§ **TASK STATEMENT**
Copy each line below containing "Switch".

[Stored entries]
***

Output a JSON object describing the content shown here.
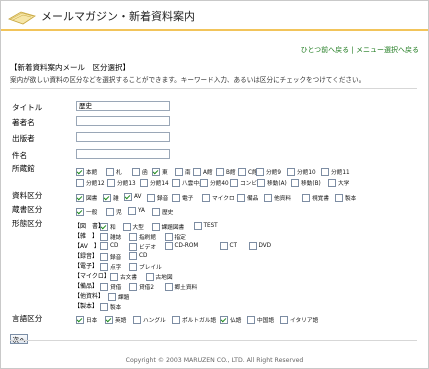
{
  "header": {
    "title": "メールマガジン・新着資料案内",
    "accent": "#f2c45a"
  },
  "nav": {
    "back": "ひとつ前へ戻る",
    "sep": "|",
    "menu": "メニュー選択へ戻る"
  },
  "section_title": "【新着資料案内メール　区分選択】",
  "description": "案内が欲しい資料の区分などを選択することができます。キーワード入力、あるいは区分にチェックをつけてください。",
  "fields": [
    {
      "label": "タイトル",
      "value": "歴史"
    },
    {
      "label": "著者名",
      "value": ""
    },
    {
      "label": "出版者",
      "value": ""
    },
    {
      "label": "件名",
      "value": ""
    }
  ],
  "labels": {
    "location": "所蔵館",
    "material": "資料区分",
    "holding": "蔵書区分",
    "form": "形態区分",
    "language": "言語区分"
  },
  "location_row1": [
    "本館",
    "札",
    "函",
    "東",
    "南",
    "A館",
    "B館",
    "C館",
    "分館9",
    "分館10",
    "分館11"
  ],
  "location_row1_checked": [
    true,
    false,
    false,
    true,
    false,
    false,
    false,
    false,
    false,
    false,
    false
  ],
  "location_row2": [
    "分館12",
    "分館13",
    "分館14",
    "八雲中央",
    "分館40",
    "コンビニ",
    "移動(A)",
    "移動(B)",
    "大学"
  ],
  "material_opts": [
    "図書",
    "雑",
    "AV",
    "録音",
    "電子",
    "マイクロ",
    "備品",
    "他資料",
    "視覚書",
    "製本"
  ],
  "material_checked": [
    true,
    true,
    true,
    false,
    false,
    false,
    false,
    false,
    false,
    false
  ],
  "holding_opts": [
    "一般",
    "児",
    "YA",
    "歴史"
  ],
  "holding_checked": [
    true,
    false,
    false,
    false
  ],
  "form_groups": [
    {
      "tag": "【図　書】",
      "opts": [
        "和",
        "大型",
        "課題図書",
        "TEST"
      ],
      "checked": [
        true,
        false,
        false,
        false
      ]
    },
    {
      "tag": "【雑　】",
      "opts": [
        "雑誌",
        "指刷館",
        "指定"
      ],
      "checked": [
        false,
        false,
        false
      ]
    },
    {
      "tag": "【AV　】",
      "opts": [
        "CD",
        "ビデオ",
        "CD-ROM",
        "CT",
        "DVD"
      ],
      "checked": [
        false,
        false,
        false,
        false,
        false
      ]
    },
    {
      "tag": "【録音】",
      "opts": [
        "録音",
        "CD"
      ],
      "checked": [
        false,
        false
      ]
    },
    {
      "tag": "【電子】",
      "opts": [
        "点字",
        "ブレイル"
      ],
      "checked": [
        false,
        false
      ]
    },
    {
      "tag": "【マイクロ】",
      "opts": [
        "古文書",
        "古地図"
      ],
      "checked": [
        false,
        false
      ]
    },
    {
      "tag": "【備品】",
      "opts": [
        "貸借",
        "貸借2",
        "郷土資料"
      ],
      "checked": [
        false,
        false,
        false
      ]
    },
    {
      "tag": "【他資料】",
      "opts": [
        "課題"
      ],
      "checked": [
        false
      ]
    },
    {
      "tag": "【製本】",
      "opts": [
        "製本"
      ],
      "checked": [
        false
      ]
    }
  ],
  "language_opts": [
    "日本",
    "英語",
    "ハングル",
    "ポルトガル語",
    "仏語",
    "中国語",
    "イタリア語"
  ],
  "language_checked": [
    true,
    true,
    false,
    false,
    true,
    false,
    false
  ],
  "next_button": "次へ",
  "copyright": "Copyright © 2003 MARUZEN CO., LTD. All Right Reserved"
}
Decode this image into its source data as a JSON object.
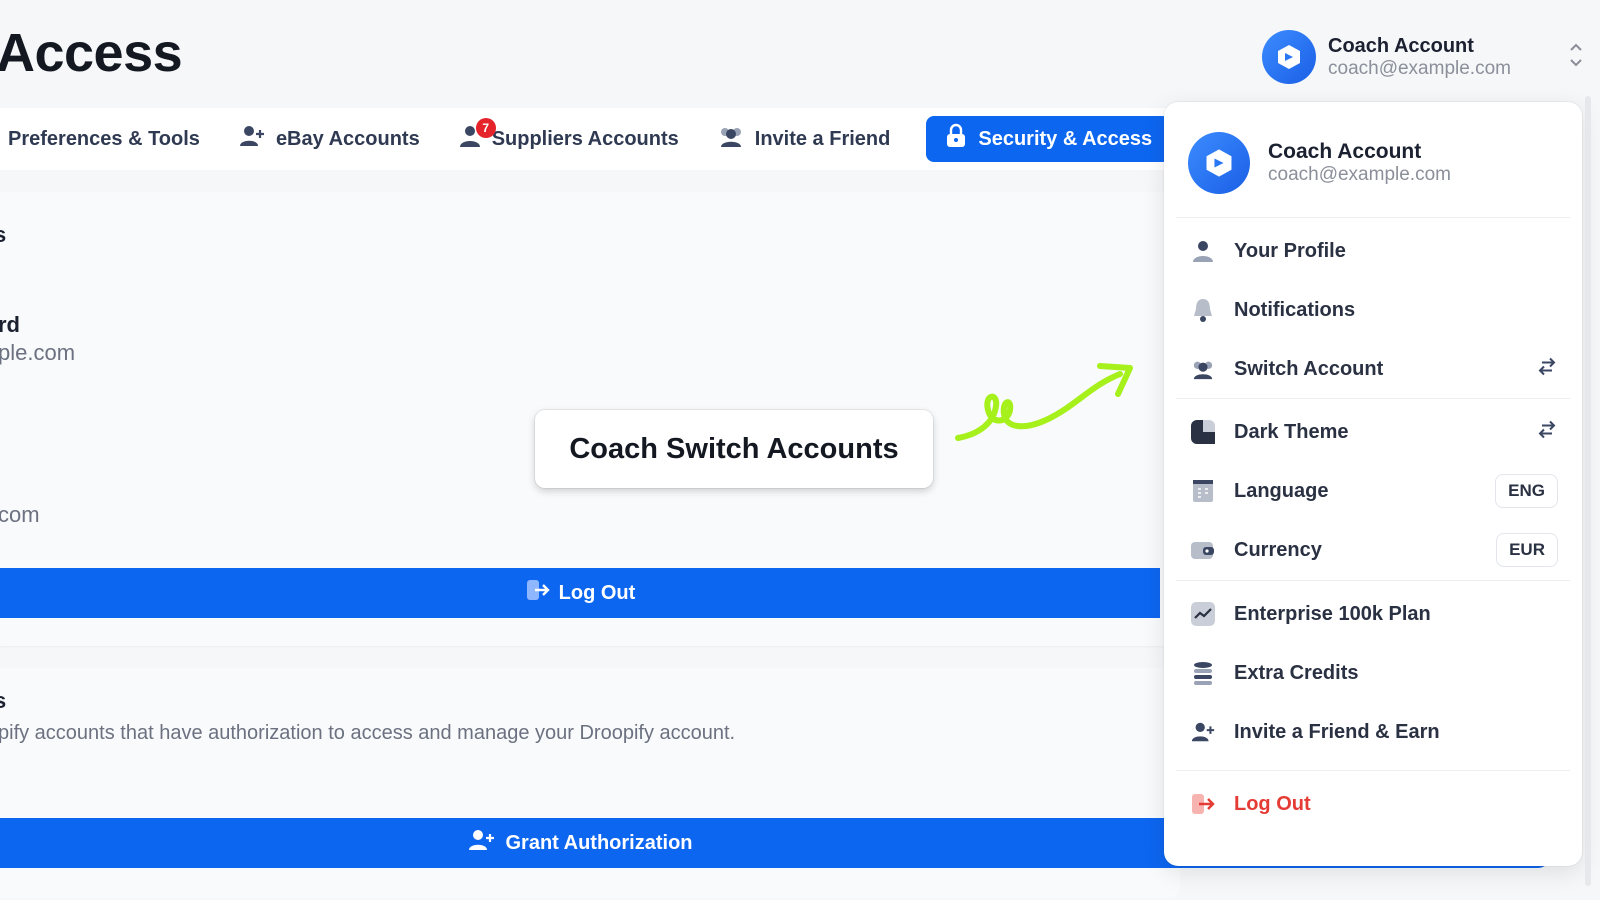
{
  "page": {
    "title": "Access"
  },
  "account": {
    "name": "Coach Account",
    "email": "coach@example.com"
  },
  "tabs": [
    {
      "label": "Preferences & Tools",
      "icon": "sliders-icon"
    },
    {
      "label": "eBay Accounts",
      "icon": "user-plus-icon"
    },
    {
      "label": "Suppliers Accounts",
      "icon": "user-icon",
      "badge": "7"
    },
    {
      "label": "Invite a Friend",
      "icon": "users-icon"
    },
    {
      "label": "Security & Access",
      "icon": "lock-icon",
      "active": true
    }
  ],
  "card1": {
    "frag_s": "s",
    "frag_rd": "rd",
    "frag_email": "ple.com",
    "frag_com": "com",
    "logout_label": "Log Out"
  },
  "card2": {
    "frag_s": "s",
    "description": "pify accounts that have authorization to access and manage your Droopify account.",
    "grant_label": "Grant Authorization"
  },
  "callout": {
    "text": "Coach Switch Accounts"
  },
  "dropdown": {
    "items": [
      {
        "label": "Your Profile",
        "icon": "user-icon"
      },
      {
        "label": "Notifications",
        "icon": "bell-icon"
      },
      {
        "label": "Switch Account",
        "icon": "users-icon",
        "right_icon": "swap-icon"
      },
      {
        "label": "Dark Theme",
        "icon": "theme-icon",
        "right_icon": "swap-icon"
      },
      {
        "label": "Language",
        "icon": "book-icon",
        "value": "ENG"
      },
      {
        "label": "Currency",
        "icon": "wallet-icon",
        "value": "EUR"
      },
      {
        "label": "Enterprise 100k Plan",
        "icon": "chart-icon"
      },
      {
        "label": "Extra Credits",
        "icon": "coins-icon"
      },
      {
        "label": "Invite a Friend & Earn",
        "icon": "user-plus-icon"
      },
      {
        "label": "Log Out",
        "icon": "logout-icon",
        "danger": true
      }
    ]
  },
  "colors": {
    "primary": "#0d66f0",
    "danger": "#e53b35",
    "arrow": "#a6f01c"
  }
}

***

§ **RESPONSE TO THE TASK**
    "text": "Coach Switch Accounts"
        "label": "Switch Account",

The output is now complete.